TASK GOAL
Which lines in the records below include the word "rest"? Report each of them in full.

Records from a data collection:
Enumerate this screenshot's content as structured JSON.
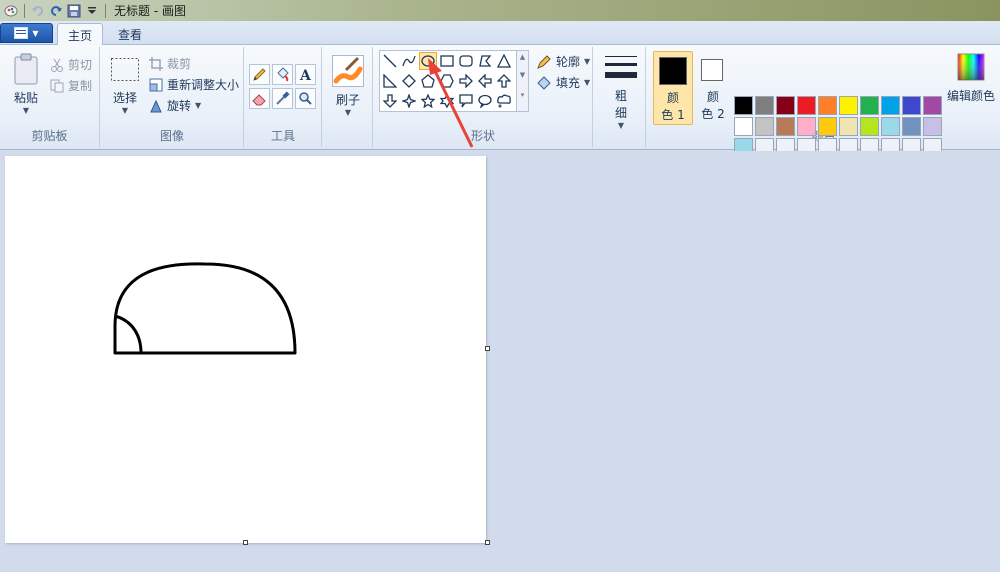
{
  "window": {
    "title": "无标题 - 画图"
  },
  "tabs": [
    {
      "label": "主页",
      "active": true
    },
    {
      "label": "查看",
      "active": false
    }
  ],
  "groups": {
    "clipboard": {
      "label": "剪贴板",
      "paste": "粘贴",
      "cut": "剪切",
      "copy": "复制"
    },
    "image": {
      "label": "图像",
      "select": "选择",
      "crop": "裁剪",
      "resize": "重新调整大小",
      "rotate": "旋转"
    },
    "tools": {
      "label": "工具"
    },
    "brushes": {
      "label": "刷子"
    },
    "shapes": {
      "label": "形状",
      "outline": "轮廓",
      "fill": "填充"
    },
    "size": {
      "label_line1": "粗",
      "label_line2": "细"
    },
    "colors": {
      "label": "颜色",
      "color1_line1": "颜",
      "color1_line2": "色 1",
      "color2_line1": "颜",
      "color2_line2": "色 2",
      "edit": "编辑颜色",
      "row1": [
        "#000000",
        "#7f7f7f",
        "#880015",
        "#ed1c24",
        "#ff7f27",
        "#fff200",
        "#22b14c",
        "#00a2e8",
        "#3f48cc",
        "#a349a4"
      ],
      "row2": [
        "#ffffff",
        "#c3c3c3",
        "#b97a57",
        "#ffaec9",
        "#ffc90e",
        "#efe4b0",
        "#b5e61d",
        "#99d9ea",
        "#7092be",
        "#c8bfe7"
      ],
      "row3": [
        "#99d9ea",
        "#eef2f8",
        "#eef2f8",
        "#eef2f8",
        "#eef2f8",
        "#eef2f8",
        "#eef2f8",
        "#eef2f8",
        "#eef2f8",
        "#eef2f8"
      ],
      "primary": "#000000",
      "secondary": "#ffffff"
    }
  },
  "accent": {
    "selected_tool": "#fde6a8",
    "arrow": "#e8423a"
  }
}
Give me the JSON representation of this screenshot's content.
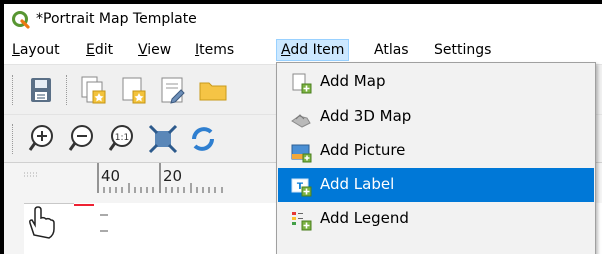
{
  "window": {
    "title": "*Portrait Map Template"
  },
  "menubar": {
    "items": [
      {
        "label": "Layout",
        "ul": "L",
        "rest": "ayout"
      },
      {
        "label": "Edit",
        "ul": "E",
        "rest": "dit"
      },
      {
        "label": "View",
        "ul": "V",
        "rest": "iew"
      },
      {
        "label": "Items",
        "ul": "I",
        "rest": "tems"
      },
      {
        "label": "Add Item",
        "ul": "A",
        "rest": "dd Item"
      },
      {
        "label": "Atlas"
      },
      {
        "label": "Settings"
      }
    ]
  },
  "ruler": {
    "labels": [
      "40",
      "20"
    ]
  },
  "dropdown": {
    "items": [
      {
        "label": "Add Map",
        "icon": "map-icon"
      },
      {
        "label": "Add 3D Map",
        "icon": "3d-map-icon"
      },
      {
        "label": "Add Picture",
        "icon": "picture-icon"
      },
      {
        "label": "Add Label",
        "icon": "label-icon",
        "selected": true
      },
      {
        "label": "Add Legend",
        "icon": "legend-icon"
      }
    ]
  },
  "colors": {
    "accent": "#0078d7",
    "menu_active": "#cce8ff",
    "qgis_green": "#589632"
  }
}
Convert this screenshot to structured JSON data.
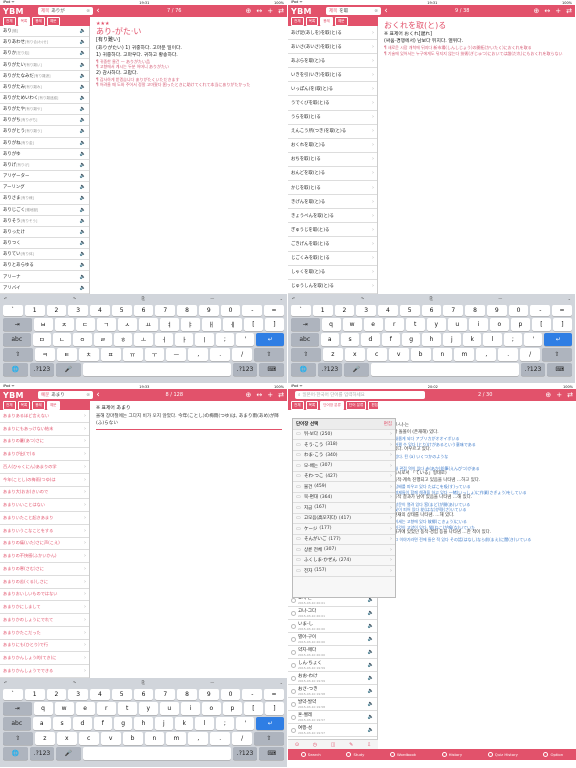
{
  "accent_color": "#e2526b",
  "panels": [
    {
      "status": {
        "left": "iPad ᯤ",
        "time": "19:31",
        "right": "100%"
      },
      "logo": "YBM",
      "search": {
        "filter": "제목",
        "query": "ありが"
      },
      "counter": "7 / 76",
      "tools": [
        "⊕",
        "↔",
        "+",
        "⇄"
      ],
      "tabs": [
        "전체",
        "목록",
        "용례",
        "예문"
      ],
      "active_tab": 1,
      "words": [
        {
          "w": "あり",
          "k": "[蟻]"
        },
        {
          "w": "ありあわせ",
          "k": "[有り合(わ)せ]"
        },
        {
          "w": "ありか",
          "k": "[在り処]"
        },
        {
          "w": "ありがたい",
          "k": "[有り難い]"
        },
        {
          "w": "ありがたなみだ",
          "k": "[有り難涙]"
        },
        {
          "w": "ありがたみ",
          "k": "[有り難み]"
        },
        {
          "w": "ありがためいわく",
          "k": "[有り難迷惑]"
        },
        {
          "w": "ありがたや",
          "k": "[有り難や]"
        },
        {
          "w": "ありがち",
          "k": "[有りがち]"
        },
        {
          "w": "ありがとう",
          "k": "[有り難う]"
        },
        {
          "w": "ありがね",
          "k": "[有り金]"
        },
        {
          "w": "ありがゆ",
          "k": ""
        },
        {
          "w": "ありげ",
          "k": "[有りげ]"
        },
        {
          "w": "アリゲーター",
          "k": ""
        },
        {
          "w": "アーリング",
          "k": ""
        },
        {
          "w": "ありさま",
          "k": "[有り様]"
        },
        {
          "w": "ありじごく",
          "k": "[蟻地獄]"
        },
        {
          "w": "ありそう",
          "k": "[有りそう]"
        },
        {
          "w": "ありったけ",
          "k": ""
        },
        {
          "w": "ありつく",
          "k": ""
        },
        {
          "w": "ありてい",
          "k": "[有り体]"
        },
        {
          "w": "ありとあらゆる",
          "k": ""
        },
        {
          "w": "アリーナ",
          "k": ""
        },
        {
          "w": "アリバイ",
          "k": ""
        }
      ],
      "detail": {
        "stars": "★★★",
        "headword": "あり-がた·い",
        "kanji": "[有り難い]",
        "lines": [
          "(ありがたい) 1) 귀중하다. 고마운 일이다.",
          "1) 귀중하다. 고마우다. 귀하고 황송하다.",
          "¶ 귀중한 물건 — ありがたい品",
          "¶ 고향에서 계시는 두분 어머니 ありがたい",
          "2) 감사하다. 고맙다.",
          "¶ 감사하게 받겠습니다 ありがたくいただきます",
          "¶ 어려울 때 도와 주어서 정말 고마웠다 困ったときに助けてくれて本当にありがたかった"
        ]
      },
      "keyboard": {
        "toolbar": [
          "↶",
          "↷",
          "⎘",
          "—",
          "⌄"
        ],
        "rows": [
          [
            "`",
            "1",
            "2",
            "3",
            "4",
            "5",
            "6",
            "7",
            "8",
            "9",
            "0",
            "-",
            "="
          ],
          [
            "⇥",
            "ㅂ",
            "ㅈ",
            "ㄷ",
            "ㄱ",
            "ㅅ",
            "ㅛ",
            "ㅕ",
            "ㅑ",
            "ㅐ",
            "ㅔ",
            "[",
            "]"
          ],
          [
            "abc",
            "ㅁ",
            "ㄴ",
            "ㅇ",
            "ㄹ",
            "ㅎ",
            "ㅗ",
            "ㅓ",
            "ㅏ",
            "ㅣ",
            ";",
            "'",
            "↵"
          ],
          [
            "⇧",
            "ㅋ",
            "ㅌ",
            "ㅊ",
            "ㅍ",
            "ㅠ",
            "ㅜ",
            "ㅡ",
            ",",
            ".",
            "/",
            "⇧"
          ],
          [
            "🌐",
            ".?123",
            "🎤",
            " ",
            ".?123",
            "⌨"
          ]
        ]
      }
    },
    {
      "status": {
        "left": "iPad ᯤ",
        "time": "19:31",
        "right": "100%"
      },
      "logo": "YBM",
      "search": {
        "filter": "제목",
        "query": "を取"
      },
      "counter": "9 / 38",
      "tools": [
        "⊕",
        "↔",
        "+",
        "⇄"
      ],
      "tabs": [
        "전체",
        "목록",
        "용례",
        "예문"
      ],
      "active_tab": 2,
      "words": [
        {
          "w": "あげ足(あしを)を取(と)る",
          "k": ""
        },
        {
          "w": "あいさ(あいさ)を取(と)る",
          "k": ""
        },
        {
          "w": "あぶらを取(と)る",
          "k": ""
        },
        {
          "w": "いきを引(いき)を取(と)る",
          "k": ""
        },
        {
          "w": "いっぽん(を)取(と)る",
          "k": ""
        },
        {
          "w": "うでくびを取(と)る",
          "k": ""
        },
        {
          "w": "うらを取(と)る",
          "k": ""
        },
        {
          "w": "えんこう所(つき)を取(と)る",
          "k": ""
        },
        {
          "w": "おくれを取(と)る",
          "k": ""
        },
        {
          "w": "おちを取(と)る",
          "k": ""
        },
        {
          "w": "おんどを取(と)る",
          "k": ""
        },
        {
          "w": "かじを取(と)る",
          "k": ""
        },
        {
          "w": "きげんを取(と)る",
          "k": ""
        },
        {
          "w": "きょうべんを取(と)る",
          "k": ""
        },
        {
          "w": "ぎゅうじを取(と)る",
          "k": ""
        },
        {
          "w": "ごきげんを取(と)る",
          "k": ""
        },
        {
          "w": "じごくみを取(と)る",
          "k": ""
        },
        {
          "w": "しゃくを取(と)る",
          "k": ""
        },
        {
          "w": "じゅうしんを取(と)る",
          "k": ""
        }
      ],
      "detail": {
        "stars": "",
        "headword": "おくれを取(と)る",
        "kanji": "",
        "lines": [
          "※ 표제어  おくれ[遅れ]",
          "(싸움·경쟁에서) 남보다 뒤지다. 열위다.",
          "¶ 새로운 시장 개척에 뒤지다 新市場(しんしじょう)の開拓(かいたく)におくれを取る",
          "¶ 기술에 있어서는 누구에게도 뒤지지 않는다 技術(ぎじゅつ)においては誰(だれ)にもおくれを取らない"
        ]
      },
      "keyboard": {
        "toolbar": [
          "↶",
          "↷",
          "⎘",
          "—",
          "⌄"
        ],
        "rows": [
          [
            "`",
            "1",
            "2",
            "3",
            "4",
            "5",
            "6",
            "7",
            "8",
            "9",
            "0",
            "-",
            "="
          ],
          [
            "⇥",
            "q",
            "w",
            "e",
            "r",
            "t",
            "y",
            "u",
            "i",
            "o",
            "p",
            "[",
            "]"
          ],
          [
            "abc",
            "a",
            "s",
            "d",
            "f",
            "g",
            "h",
            "j",
            "k",
            "l",
            ";",
            "'",
            "↵"
          ],
          [
            "⇧",
            "z",
            "x",
            "c",
            "v",
            "b",
            "n",
            "m",
            ",",
            ".",
            "/",
            "⇧"
          ],
          [
            "🌐",
            ".?123",
            "🎤",
            " ",
            ".?123",
            "⌨"
          ]
        ]
      }
    },
    {
      "status": {
        "left": "iPad ᯤ",
        "time": "19:33",
        "right": "100%"
      },
      "logo": "YBM",
      "search": {
        "filter": "예문",
        "query": "あまり"
      },
      "counter": "8 / 128",
      "tools": [
        "⊕",
        "↔",
        "+",
        "⇄"
      ],
      "tabs": [
        "전체",
        "목록",
        "용례",
        "예문"
      ],
      "active_tab": 3,
      "words": [
        {
          "w": "あまりあるほど言えない",
          "k": ""
        },
        {
          "w": "あまりにもあっけない結末",
          "k": ""
        },
        {
          "w": "あまりの暑(あつ)さに",
          "k": ""
        },
        {
          "w": "あまりが出(で)る",
          "k": ""
        },
        {
          "w": "百人(ひゃくにん)あまりの学",
          "k": ""
        },
        {
          "w": "今年(ことし)の梅雨(つゆ)は",
          "k": ""
        },
        {
          "w": "あまり大(おお)きいので",
          "k": ""
        },
        {
          "w": "あまりいいことはない",
          "k": ""
        },
        {
          "w": "あまりいたこと起きあまり",
          "k": ""
        },
        {
          "w": "あまりいうこなことをする",
          "k": ""
        },
        {
          "w": "あまりの痛(いた)さに声(こえ)",
          "k": ""
        },
        {
          "w": "あまりの不快感(ふかいかん)",
          "k": ""
        },
        {
          "w": "あまりの寒(さむ)さに",
          "k": ""
        },
        {
          "w": "あまりの苦(くる)しさに",
          "k": ""
        },
        {
          "w": "あまりおいしいものではない",
          "k": ""
        },
        {
          "w": "あまりかにしまして",
          "k": ""
        },
        {
          "w": "あまりかのしょうにでれて",
          "k": ""
        },
        {
          "w": "あまりかたこだった",
          "k": ""
        },
        {
          "w": "あまりにも(ひとり)で行",
          "k": ""
        },
        {
          "w": "あまりかんしょう的(てき)に",
          "k": ""
        },
        {
          "w": "あまりかんしょうでできる",
          "k": ""
        }
      ],
      "detail": {
        "stars": "",
        "headword": "",
        "kanji": "",
        "lines": [
          "※ 표제어  あまり",
          "올해 장마철에는 그다지 비가 오지 않았다. 今年(ことし)の梅雨(つゆ)は, あまり雨(あめ)が降(ふ)らない"
        ]
      },
      "keyboard": {
        "toolbar": [
          "↶",
          "↷",
          "⎘",
          "—",
          "⌄"
        ],
        "rows": [
          [
            "`",
            "1",
            "2",
            "3",
            "4",
            "5",
            "6",
            "7",
            "8",
            "9",
            "0",
            "-",
            "="
          ],
          [
            "⇥",
            "q",
            "w",
            "e",
            "r",
            "t",
            "y",
            "u",
            "i",
            "o",
            "p",
            "[",
            "]"
          ],
          [
            "abc",
            "a",
            "s",
            "d",
            "f",
            "g",
            "h",
            "j",
            "k",
            "l",
            ";",
            "'",
            "↵"
          ],
          [
            "⇧",
            "z",
            "x",
            "c",
            "v",
            "b",
            "n",
            "m",
            ",",
            ".",
            "/",
            "⇧"
          ],
          [
            "🌐",
            ".?123",
            "🎤",
            " ",
            ".?123",
            "⌨"
          ]
        ]
      }
    },
    {
      "status": {
        "left": "iPad ᯤ",
        "time": "20:02",
        "right": "100%"
      },
      "search": {
        "placeholder": "일본어·한국어 단어를 입력하세요"
      },
      "counter": "2 / 30",
      "tools": [
        "⊕",
        "+",
        "⇄"
      ],
      "tabs": [
        "전체",
        "목록",
        "단어장 분류",
        "단어 분류",
        "편집"
      ],
      "wordbook": {
        "title": "단어장 선택",
        "edit": "편집",
        "items": [
          {
            "name": "뒤-보다",
            "count": "(250)"
          },
          {
            "name": "そう·こう",
            "count": "(318)"
          },
          {
            "name": "わま·こう",
            "count": "(340)"
          },
          {
            "name": "모-배는",
            "count": "(307)"
          },
          {
            "name": "そわ·つこ",
            "count": "(427)"
          },
          {
            "name": "물건",
            "count": "(459)"
          },
          {
            "name": "북-편대",
            "count": "(364)"
          },
          {
            "name": "지금",
            "count": "(167)"
          },
          {
            "name": "고모음(高모지다)",
            "count": "(417)"
          },
          {
            "name": "ケージ",
            "count": "(177)"
          },
          {
            "name": "そんがいご",
            "count": "(177)"
          },
          {
            "name": "상륜 전체",
            "count": "(307)"
          },
          {
            "name": "ふくしま·かぜん",
            "count": "(274)"
          },
          {
            "name": "전자",
            "count": "(157)"
          }
        ]
      },
      "history": [
        {
          "w": "표지-는",
          "d": "2015-03-10 20:01"
        },
        {
          "w": "고나-그다",
          "d": "2015-03-10 20:01"
        },
        {
          "w": "いま-し",
          "d": "2015-03-10 20:00"
        },
        {
          "w": "별아-구이",
          "d": "2015-03-10 20:00"
        },
        {
          "w": "약지-매다",
          "d": "2015-03-10 20:00"
        },
        {
          "w": "しん·ちょく",
          "d": "2015-03-10 19:59"
        },
        {
          "w": "おお-わけ",
          "d": "2015-03-10 19:59"
        },
        {
          "w": "おさ-つき",
          "d": "2015-03-10 19:58"
        },
        {
          "w": "발약-발약",
          "d": "2015-03-10 19:58"
        },
        {
          "w": "혼-벨레",
          "d": "2015-03-10 19:57"
        },
        {
          "w": "여행-성",
          "d": "2015-03-10 19:57"
        }
      ],
      "right_lines": [
        "... 고-나-는",
        "① 나 돌볼이 (존재해) 있다.",
        "예) 새롭게 되다 アブリカがオオイボいる",
        "예) 어쩔 수 있다 (とり)けがあるという意味である",
        "② 있다. 어우르고 있다.",
        "예) 있다. 된 (a) いくつかのような",
        "다.",
        "예) 내 관점 역이 있다 赤(あか)鉛筆(えんぴつ)がある",
        "③ 동시로서 「ている」형태로)",
        "③ 동작·계속 진행되고 있음을 나타냄 …하고 있다.",
        "예) 담배를 피우고 있다 たばこを吸(す)っている",
        "예) 형제들이 함께 해결을 하고 있다 一緒(いっしょ)に作業(さぎょう)をしている",
        "④ 동작 결과가 남아 있음을 나타냄 …해 있다.",
        "예) 창문이 열려 있다 窓(まど)が開(あ)いている",
        "예) 꽃이 피어 있다 花(はな)が咲(さ)いている",
        "⑤ 현재의 상태를 나타냄. …해 있다.",
        "예) 이세는 고향에 있다 故郷(こきょう)にいる",
        "예) 이것이 고양이 있다. 猫(ねこ)が鳴(な)いていた",
        "⑥ 과거에 있었던 동작·경험 등을 나타냄 …한 적이 있다.",
        "예) 그 이야기라면 전에 들은 적 있다 その話(はなし)なら前(まえ)に聞(き)いている"
      ],
      "bottom_nav": [
        "Search",
        "Study",
        "Wordbook",
        "History",
        "Quiz History",
        "Option"
      ],
      "bottom_left_icons": [
        "⊙",
        "◷",
        "◫",
        "✎",
        "⇩"
      ]
    }
  ]
}
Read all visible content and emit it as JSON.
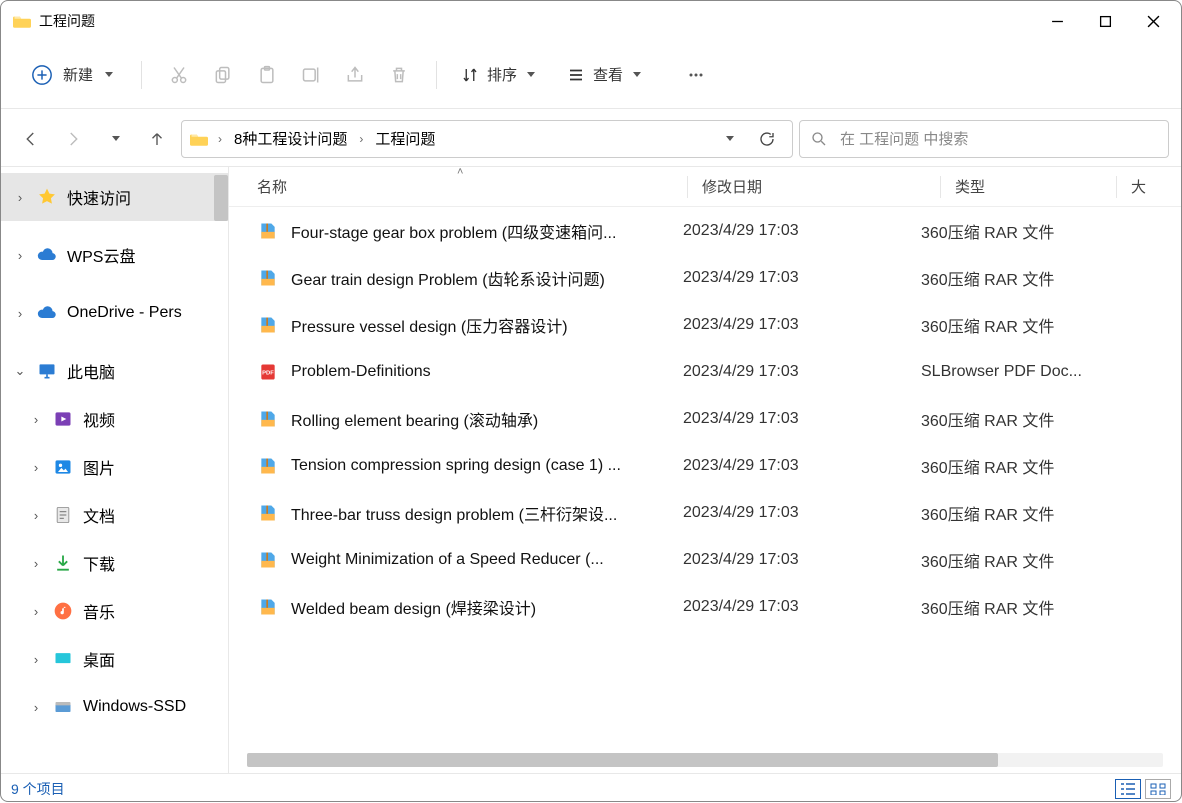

OUTPUT FOR THIS EXERCISE
        "rest": "ayout"
        "rest": "dit"
        "rest": "iew"
        "rest": "tems"
        "rest": "dd Item"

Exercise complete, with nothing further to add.